__Exercise__.
Your task is to return the listing below word for word, without any of its images.

[Start of Attachment]

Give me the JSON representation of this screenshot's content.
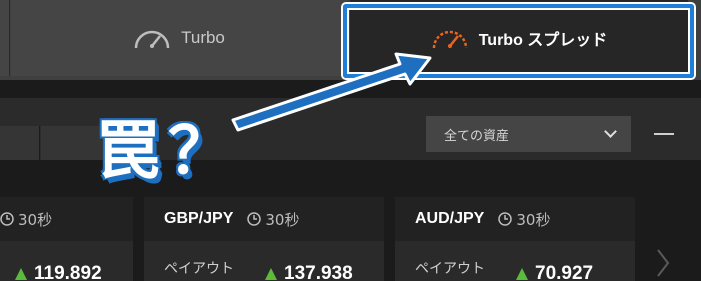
{
  "tabs": [
    {
      "label": "Turbo"
    },
    {
      "label": "Turbo スプレッド"
    }
  ],
  "callout": {
    "text": "罠？"
  },
  "filter": {
    "asset_select": "全ての資産"
  },
  "cards": [
    {
      "pair": "",
      "duration": "30秒",
      "price": "119.892"
    },
    {
      "pair": "GBP/JPY",
      "duration": "30秒",
      "payout_label": "ペイアウト",
      "price": "137.938"
    },
    {
      "pair": "AUD/JPY",
      "duration": "30秒",
      "payout_label": "ペイアウト",
      "price": "70.927"
    }
  ],
  "colors": {
    "highlight": "#1f7fd6",
    "accent_orange": "#e8641f",
    "up_green": "#5dbb3a"
  },
  "icons": [
    "speedometer-icon",
    "speedometer-icon-orange",
    "chevron-down-icon",
    "minimize-icon",
    "clock-icon",
    "up-arrow-icon",
    "chevron-right-icon"
  ]
}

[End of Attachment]

__Task output__.
Give me the JSON representation of this screenshot's content.
{
  "tabs": [
    {
      "label": "Turbo"
    },
    {
      "label": "Turbo スプレッド"
    }
  ],
  "callout": {
    "text": "罠？"
  },
  "filter": {
    "asset_select": "全ての資産"
  },
  "cards": [
    {
      "pair": "",
      "duration": "30秒",
      "price": "119.892"
    },
    {
      "pair": "GBP/JPY",
      "duration": "30秒",
      "payout_label": "ペイアウト",
      "price": "137.938"
    },
    {
      "pair": "AUD/JPY",
      "duration": "30秒",
      "payout_label": "ペイアウト",
      "price": "70.927"
    }
  ],
  "colors": {
    "highlight": "#1f7fd6",
    "accent_orange": "#e8641f",
    "up_green": "#5dbb3a"
  },
  "icons": [
    "speedometer-icon",
    "speedometer-icon-orange",
    "chevron-down-icon",
    "minimize-icon",
    "clock-icon",
    "up-arrow-icon",
    "chevron-right-icon"
  ]
}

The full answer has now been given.